While Burlington can afford to service this debt under normal circumstances, it will crimp profitability given the increase in interest expense, not to mention any costs to shareholders from conversions that may occur. The conversion price works out to ~$220 per share, which is much less than the stock traded for earlier this year. I’d suggest Burlington will ultimately issue substantially all of the shares available under this debt before the five-year maturity period has expired. That works out to just over 3 million shares on a current share count of ~65 million, so the impact isn’t devastating by any means. But it is a headwind to EPS as the float should rise as a result of this issuance.
The other thing I’m worried about is that I’m not sure Burlington’s customers will have the capacity to return to normal anytime soon.
Source: Investor presentation
Burlington’s strength has been in its off-price model that attracts bargain hunters, as we can see above. The thing is that Burlington’s average customer makes $67k annually, which is well below any of the other shopping formats the company lists above for its competitors. Burlington also notes that ~75% of its transactions are something other than credit cards, implying a huge amount of purchases are done with cash. That further implies that its customers may not have the liquidity that wealthier customers might with credit limits on cards that can see them through rough patches. If that is the case, Burlington may struggle to get people that don’t have cash back in the stores.

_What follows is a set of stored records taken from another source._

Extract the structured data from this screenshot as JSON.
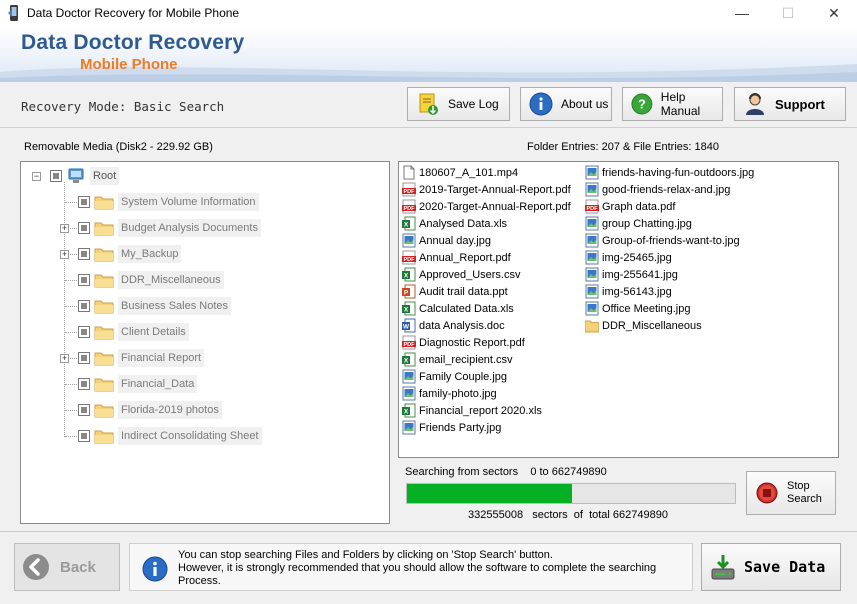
{
  "window": {
    "title": "Data Doctor Recovery for Mobile Phone",
    "minimize": "—",
    "maximize": "☐",
    "close": "✕"
  },
  "brand": {
    "main": "Data Doctor Recovery",
    "sub": "Mobile Phone"
  },
  "toolbar": {
    "mode": "Recovery Mode: Basic Search",
    "save_log": "Save Log",
    "about_us": "About us",
    "help_manual": "Help Manual",
    "support": "Support"
  },
  "info": {
    "media": "Removable Media (Disk2 - 229.92 GB)",
    "entries": "Folder Entries: 207 & File Entries: 1840"
  },
  "tree": {
    "root": "Root",
    "items": [
      {
        "label": "System Volume Information",
        "expandable": false
      },
      {
        "label": "Budget Analysis Documents",
        "expandable": true
      },
      {
        "label": "My_Backup",
        "expandable": true
      },
      {
        "label": "DDR_Miscellaneous",
        "expandable": false
      },
      {
        "label": "Business Sales Notes",
        "expandable": false
      },
      {
        "label": "Client Details",
        "expandable": false
      },
      {
        "label": "Financial Report",
        "expandable": true
      },
      {
        "label": "Financial_Data",
        "expandable": false
      },
      {
        "label": "Florida-2019 photos",
        "expandable": false
      },
      {
        "label": "Indirect Consolidating Sheet",
        "expandable": false
      }
    ]
  },
  "files": {
    "column1": [
      {
        "name": "180607_A_101.mp4",
        "icon": "file-icon"
      },
      {
        "name": "2019-Target-Annual-Report.pdf",
        "icon": "pdf-icon"
      },
      {
        "name": "2020-Target-Annual-Report.pdf",
        "icon": "pdf-icon"
      },
      {
        "name": "Analysed Data.xls",
        "icon": "excel-icon"
      },
      {
        "name": "Annual day.jpg",
        "icon": "image-icon"
      },
      {
        "name": "Annual_Report.pdf",
        "icon": "pdf-icon"
      },
      {
        "name": "Approved_Users.csv",
        "icon": "excel-icon"
      },
      {
        "name": "Audit trail data.ppt",
        "icon": "powerpoint-icon"
      },
      {
        "name": "Calculated Data.xls",
        "icon": "excel-icon"
      },
      {
        "name": "data Analysis.doc",
        "icon": "word-icon"
      },
      {
        "name": "Diagnostic Report.pdf",
        "icon": "pdf-icon"
      },
      {
        "name": "email_recipient.csv",
        "icon": "excel-icon"
      },
      {
        "name": "Family Couple.jpg",
        "icon": "image-icon"
      },
      {
        "name": "family-photo.jpg",
        "icon": "image-icon"
      },
      {
        "name": "Financial_report 2020.xls",
        "icon": "excel-icon"
      },
      {
        "name": "Friends Party.jpg",
        "icon": "image-icon"
      }
    ],
    "column2": [
      {
        "name": "friends-having-fun-outdoors.jpg",
        "icon": "image-icon"
      },
      {
        "name": "good-friends-relax-and.jpg",
        "icon": "image-icon"
      },
      {
        "name": "Graph data.pdf",
        "icon": "pdf-icon"
      },
      {
        "name": "group Chatting.jpg",
        "icon": "image-icon"
      },
      {
        "name": "Group-of-friends-want-to.jpg",
        "icon": "image-icon"
      },
      {
        "name": "img-25465.jpg",
        "icon": "image-icon"
      },
      {
        "name": "img-255641.jpg",
        "icon": "image-icon"
      },
      {
        "name": "img-56143.jpg",
        "icon": "image-icon"
      },
      {
        "name": "Office Meeting.jpg",
        "icon": "image-icon"
      },
      {
        "name": "DDR_Miscellaneous",
        "icon": "folder-icon"
      }
    ]
  },
  "search": {
    "label": "Searching from sectors    0 to 662749890",
    "progress_fraction": 0.502,
    "sectors": "332555008   sectors  of  total 662749890",
    "stop_line1": "Stop",
    "stop_line2": "Search"
  },
  "bottom": {
    "back": "Back",
    "notice_line1": "You can stop searching Files and Folders by clicking on 'Stop Search' button.",
    "notice_line2": "However, it is strongly recommended that you should allow the software to complete the searching",
    "notice_line3": "Process.",
    "save_data": "Save Data"
  }
}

In addition, unemployment claims continue to soar in the US, with more than 20 million people having become unemployed in recent weeks alone. These numbers are unprecedented in their scale, to say the least, and Burlington’s target customers are being impacted by these jobless claims. Industries hit the hardest are service businesses like restaurants, nail salons, hair salons, etc. These are the places Burlington finds its customers, and with so many of them being unemployed and likely sustaining tremendous damage to their personal balance sheets, I can’t imagine they will collectively return to discretionary shopping in the way they used to anytime soon. That is one of the sad realities of this crisis.
The bottom line

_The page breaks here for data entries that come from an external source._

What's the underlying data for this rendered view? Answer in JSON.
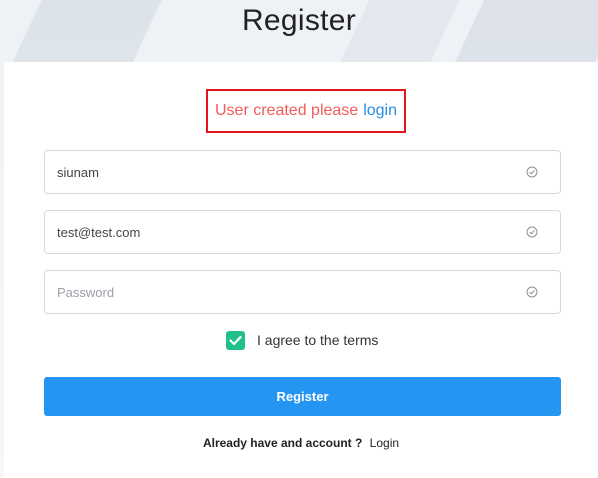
{
  "header": {
    "title": "Register"
  },
  "notice": {
    "message": "User created please",
    "link_label": "login",
    "color_message": "#f05b5b",
    "color_link": "#2a8de0",
    "border_color": "#e0141a"
  },
  "form": {
    "username": {
      "value": "siunam",
      "icon": "check-circle-icon"
    },
    "email": {
      "value": "test@test.com",
      "icon": "check-circle-icon"
    },
    "password": {
      "value": "",
      "placeholder": "Password",
      "icon": "check-circle-icon"
    },
    "terms": {
      "checked": true,
      "label": "I agree to the terms",
      "color": "#21c08a"
    },
    "submit_label": "Register",
    "submit_color": "#2496f1"
  },
  "footer": {
    "question": "Already have and account ?",
    "login_label": "Login"
  }
}
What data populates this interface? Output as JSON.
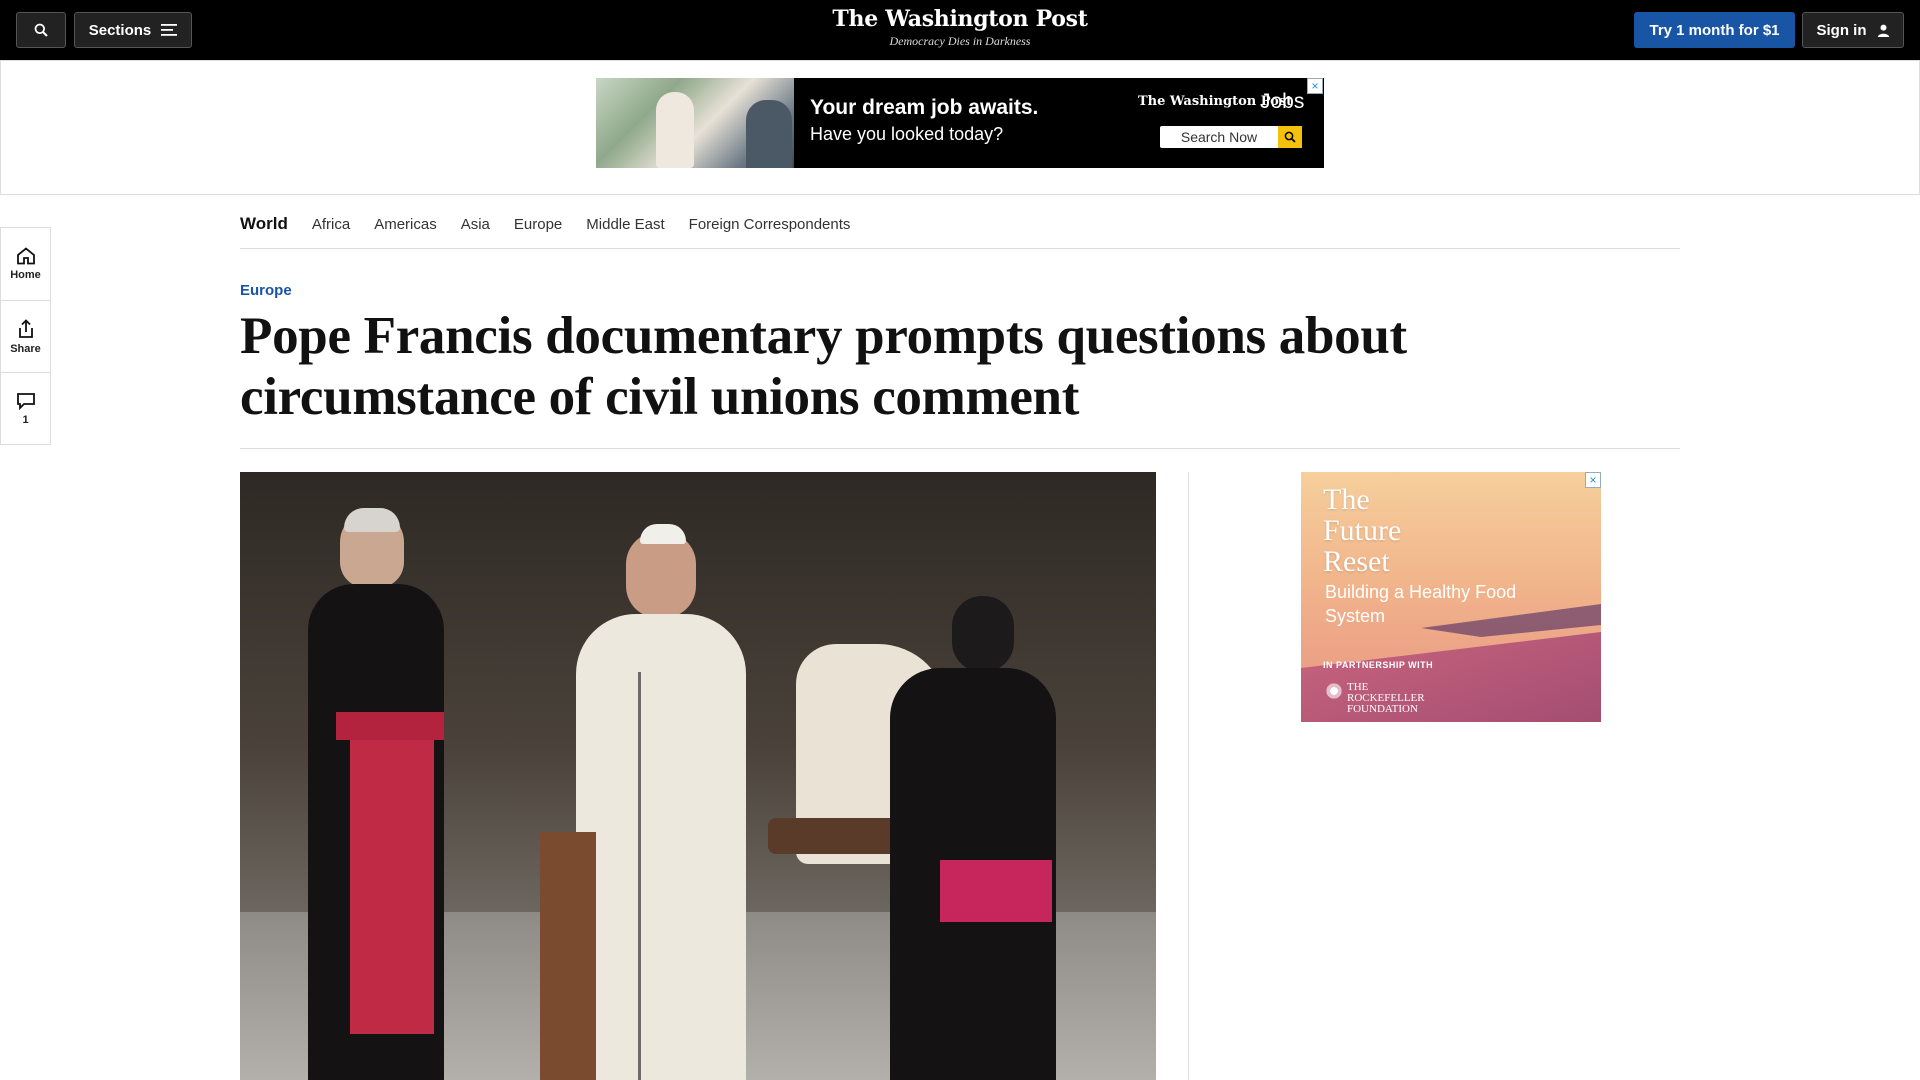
{
  "header": {
    "sections_label": "Sections",
    "logo": "The Washington Post",
    "tagline": "Democracy Dies in Darkness",
    "subscribe_label": "Try 1 month for $1",
    "signin_label": "Sign in"
  },
  "top_ad": {
    "headline": "Your dream job awaits.",
    "subhead": "Have you looked today?",
    "brand": "The Washington Post",
    "brand_suffix": "Jobs",
    "search_label": "Search Now"
  },
  "rail": {
    "home_label": "Home",
    "share_label": "Share",
    "comment_count": "1"
  },
  "section_nav": {
    "current": "World",
    "items": [
      "Africa",
      "Americas",
      "Asia",
      "Europe",
      "Middle East",
      "Foreign Correspondents"
    ]
  },
  "article": {
    "kicker": "Europe",
    "headline": "Pope Francis documentary prompts questions about circumstance of civil unions comment"
  },
  "side_ad": {
    "title": "The Future Reset",
    "subtitle": "Building a Healthy Food System",
    "partnership": "IN PARTNERSHIP WITH",
    "sponsor": "THE ROCKEFELLER FOUNDATION"
  },
  "colors": {
    "brand_blue": "#1955a5",
    "header_bg": "#000000",
    "ad_close": "#1a8fd4"
  }
}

I continue to think Burlington is a worldclass retailer, but I also think this crisis has upended its business model to an extent.

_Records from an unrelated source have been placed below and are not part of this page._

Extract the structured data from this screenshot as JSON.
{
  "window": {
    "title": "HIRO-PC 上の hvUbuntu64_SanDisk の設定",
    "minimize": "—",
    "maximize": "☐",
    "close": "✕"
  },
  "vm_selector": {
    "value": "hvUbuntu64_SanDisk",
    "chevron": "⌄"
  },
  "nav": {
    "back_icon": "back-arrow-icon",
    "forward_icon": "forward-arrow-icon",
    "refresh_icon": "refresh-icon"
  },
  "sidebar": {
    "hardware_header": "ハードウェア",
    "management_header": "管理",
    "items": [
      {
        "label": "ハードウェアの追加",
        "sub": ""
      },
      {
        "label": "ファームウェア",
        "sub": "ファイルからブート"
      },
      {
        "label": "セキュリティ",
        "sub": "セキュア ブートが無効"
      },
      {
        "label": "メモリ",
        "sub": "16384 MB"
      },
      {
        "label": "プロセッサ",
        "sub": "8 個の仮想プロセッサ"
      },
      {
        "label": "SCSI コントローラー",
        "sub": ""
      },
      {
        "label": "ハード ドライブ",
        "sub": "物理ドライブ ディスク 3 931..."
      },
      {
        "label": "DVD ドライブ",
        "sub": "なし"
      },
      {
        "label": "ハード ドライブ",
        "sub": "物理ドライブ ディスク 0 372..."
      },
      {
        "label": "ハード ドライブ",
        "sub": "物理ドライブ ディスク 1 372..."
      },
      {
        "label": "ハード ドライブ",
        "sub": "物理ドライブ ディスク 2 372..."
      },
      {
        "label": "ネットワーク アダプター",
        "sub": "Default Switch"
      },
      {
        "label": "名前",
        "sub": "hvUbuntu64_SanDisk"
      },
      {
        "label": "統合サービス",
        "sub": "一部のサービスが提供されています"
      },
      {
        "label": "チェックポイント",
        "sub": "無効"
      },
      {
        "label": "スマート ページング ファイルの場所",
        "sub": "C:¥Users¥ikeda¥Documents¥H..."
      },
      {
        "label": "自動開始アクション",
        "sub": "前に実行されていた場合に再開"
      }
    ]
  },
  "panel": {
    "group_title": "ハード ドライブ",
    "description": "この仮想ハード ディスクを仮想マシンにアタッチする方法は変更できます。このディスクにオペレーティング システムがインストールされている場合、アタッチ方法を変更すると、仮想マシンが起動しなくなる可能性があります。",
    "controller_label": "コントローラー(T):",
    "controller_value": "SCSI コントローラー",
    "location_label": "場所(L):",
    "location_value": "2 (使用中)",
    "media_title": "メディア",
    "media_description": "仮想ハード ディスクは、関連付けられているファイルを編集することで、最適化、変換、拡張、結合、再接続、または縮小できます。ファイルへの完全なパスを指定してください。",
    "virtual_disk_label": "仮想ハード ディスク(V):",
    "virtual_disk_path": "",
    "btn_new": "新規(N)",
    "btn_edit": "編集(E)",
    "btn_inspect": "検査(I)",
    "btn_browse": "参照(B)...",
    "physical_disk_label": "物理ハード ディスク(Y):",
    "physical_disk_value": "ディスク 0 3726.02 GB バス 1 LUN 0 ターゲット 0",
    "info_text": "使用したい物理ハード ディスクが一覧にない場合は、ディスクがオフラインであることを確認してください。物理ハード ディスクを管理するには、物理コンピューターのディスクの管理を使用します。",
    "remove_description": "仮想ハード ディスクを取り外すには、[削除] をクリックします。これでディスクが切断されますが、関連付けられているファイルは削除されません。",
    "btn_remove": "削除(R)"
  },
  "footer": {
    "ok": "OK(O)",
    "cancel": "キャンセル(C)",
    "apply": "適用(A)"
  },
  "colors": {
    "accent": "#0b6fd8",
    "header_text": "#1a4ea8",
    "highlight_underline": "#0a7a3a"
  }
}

Source: Seeking Alpha
Analysts reckon Burlington will hit $4.61 in EPS this year, but the truth is nobody has any idea what Burlington will earn this year. The company’s stores remain closed indefinitely and even when they reopen, we don’t know if consumers will return to shop or not.
Looking further out, we can see estimates for three years from now are nearing $10 per share in earnings, which would seem reasonable based on the fact that Burlington guided for just over $8 in EPS for this year before the crisis ruined the economy. Three years seem like a long time from now, and for a variety of reasons, I hope we’re back to normal by then.
However, we don’t know how much damage will have been done to consumers on the margin by this crisis as months of unemployment for tens of millions of people is unspeakably costly. Burlington’s customer is on the front line of this crisis, so I’m cautious for that reason.
At 22 times earnings that may or may not take place two years from now, I think Burlington is fully priced, even at this much lower level. The rebound from the lows was massive and swift, and I think that has put Burlington back to being fairly priced, rather than cheap. On a pullback, I’d love to own Burlington. But today, given the risks and unknowns, I think I’ll pass.
Disclosure: I/we have no positions in any stocks mentioned, and no plans to initiate any positions within the next 72 hours. I wrote this article myself, and it expresses my own opinions. I am not receiving compensation for it (other than from Seeking Alpha). I have no business relationship with any company whose stock is mentioned in this article.